§ **What is needed**:
Please return the lines of the data that contain "this".

(Data extracts Opens)

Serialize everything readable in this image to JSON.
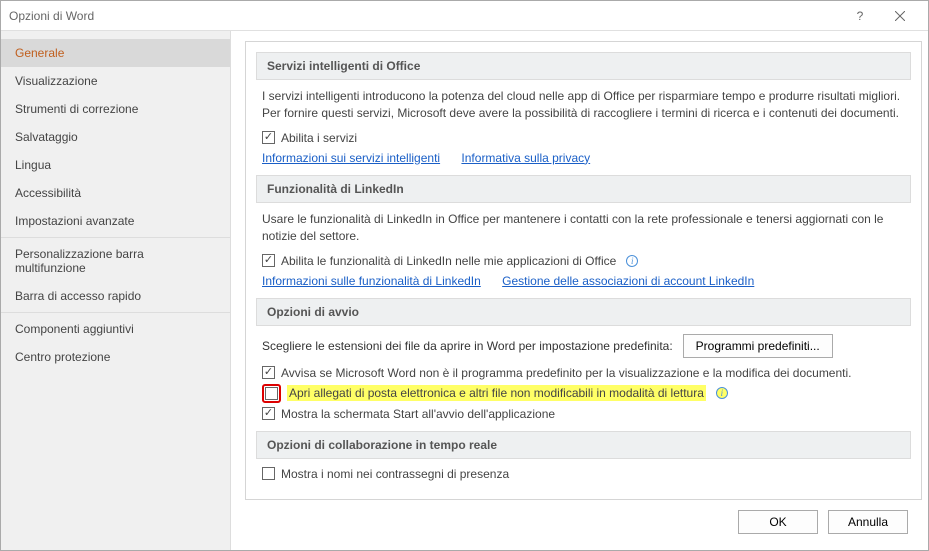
{
  "window": {
    "title": "Opzioni di Word"
  },
  "sidebar": {
    "items": [
      "Generale",
      "Visualizzazione",
      "Strumenti di correzione",
      "Salvataggio",
      "Lingua",
      "Accessibilità",
      "Impostazioni avanzate",
      "Personalizzazione barra multifunzione",
      "Barra di accesso rapido",
      "Componenti aggiuntivi",
      "Centro protezione"
    ]
  },
  "sections": {
    "smart": {
      "title": "Servizi intelligenti di Office",
      "desc": "I servizi intelligenti introducono la potenza del cloud nelle app di Office per risparmiare tempo e produrre risultati migliori. Per fornire questi servizi, Microsoft deve avere la possibilità di raccogliere i termini di ricerca e i contenuti dei documenti.",
      "check1": "Abilita i servizi",
      "link1": "Informazioni sui servizi intelligenti",
      "link2": "Informativa sulla privacy"
    },
    "linkedin": {
      "title": "Funzionalità di LinkedIn",
      "desc": "Usare le funzionalità di LinkedIn in Office per mantenere i contatti con la rete professionale e tenersi aggiornati con le notizie del settore.",
      "check1": "Abilita le funzionalità di LinkedIn nelle mie applicazioni di Office",
      "link1": "Informazioni sulle funzionalità di LinkedIn",
      "link2": "Gestione delle associazioni di account LinkedIn"
    },
    "startup": {
      "title": "Opzioni di avvio",
      "desc": "Scegliere le estensioni dei file da aprire in Word per impostazione predefinita:",
      "button": "Programmi predefiniti...",
      "check1": "Avvisa se Microsoft Word non è il programma predefinito per la visualizzazione e la modifica dei documenti.",
      "check2": "Apri allegati di posta elettronica e altri file non modificabili in modalità di lettura",
      "check3": "Mostra la schermata Start all'avvio dell'applicazione"
    },
    "collab": {
      "title": "Opzioni di collaborazione in tempo reale",
      "check1": "Mostra i nomi nei contrassegni di presenza"
    }
  },
  "footer": {
    "ok": "OK",
    "cancel": "Annulla"
  }
}
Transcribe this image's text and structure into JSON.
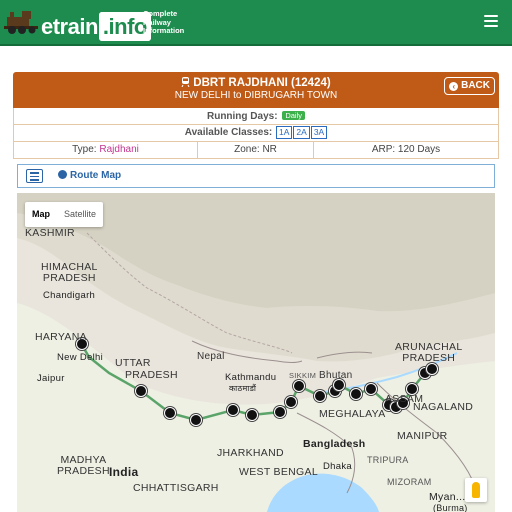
{
  "header": {
    "brand_main": "etrain",
    "brand_suffix": ".info",
    "tagline": "Complete Railway Information"
  },
  "train": {
    "name": "DBRT RAJDHANI (12424)",
    "route": "NEW DELHI to DIBRUGARH TOWN",
    "back_label": "BACK",
    "running_days_label": "Running Days:",
    "running_days_value": "Daily",
    "classes_label": "Available Classes:",
    "classes": [
      "1A",
      "2A",
      "3A"
    ],
    "type_label": "Type:",
    "type_value": "Rajdhani",
    "zone_text": "Zone: NR",
    "arp_text": "ARP: 120 Days"
  },
  "route_map_label": "Route Map",
  "map": {
    "tabs": [
      "Map",
      "Satellite"
    ],
    "active_tab": "Map",
    "labels": {
      "kashmir": "KASHMIR",
      "himachal": "HIMACHAL\nPRADESH",
      "chandigarh": "Chandigarh",
      "haryana": "HARYANA",
      "new_delhi": "New Delhi",
      "jaipur": "Jaipur",
      "uttar": "UTTAR",
      "pradesh_up": "PRADESH",
      "madhya": "MADHYA\nPRADESH",
      "india": "India",
      "jharkhand": "JHARKHAND",
      "chhattisgarh": "CHHATTISGARH",
      "west_bengal": "WEST BENGAL",
      "nepal": "Nepal",
      "kathmandu": "Kathmandu",
      "kathmandu_native": "काठमाडौं",
      "bhutan": "Bhutan",
      "sikkim": "SIKKIM",
      "assam": "ASSAM",
      "meghalaya": "MEGHALAYA",
      "bangladesh": "Bangladesh",
      "arunachal": "ARUNACHAL\nPRADESH",
      "nagaland": "NAGALAND",
      "manipur": "MANIPUR",
      "mizoram": "MIZORAM",
      "tripura": "TRIPURA",
      "myanmar": "Myan...",
      "burma": "(Burma)",
      "dhaka": "Dhaka"
    }
  },
  "colors": {
    "header_green": "#1e8c4e",
    "title_orange": "#bf5b17",
    "link_blue": "#2b65a5",
    "route_line": "#5aa469"
  },
  "icons": [
    "train-logo-icon",
    "menu-icon",
    "train-icon",
    "back-arrow-icon",
    "list-icon",
    "globe-icon",
    "station-marker-icon",
    "pegman-icon"
  ]
}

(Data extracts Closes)

§ **Response**:
Serialize everything readable in this image to JSON.
Transcribe this image's text and structure into JSON.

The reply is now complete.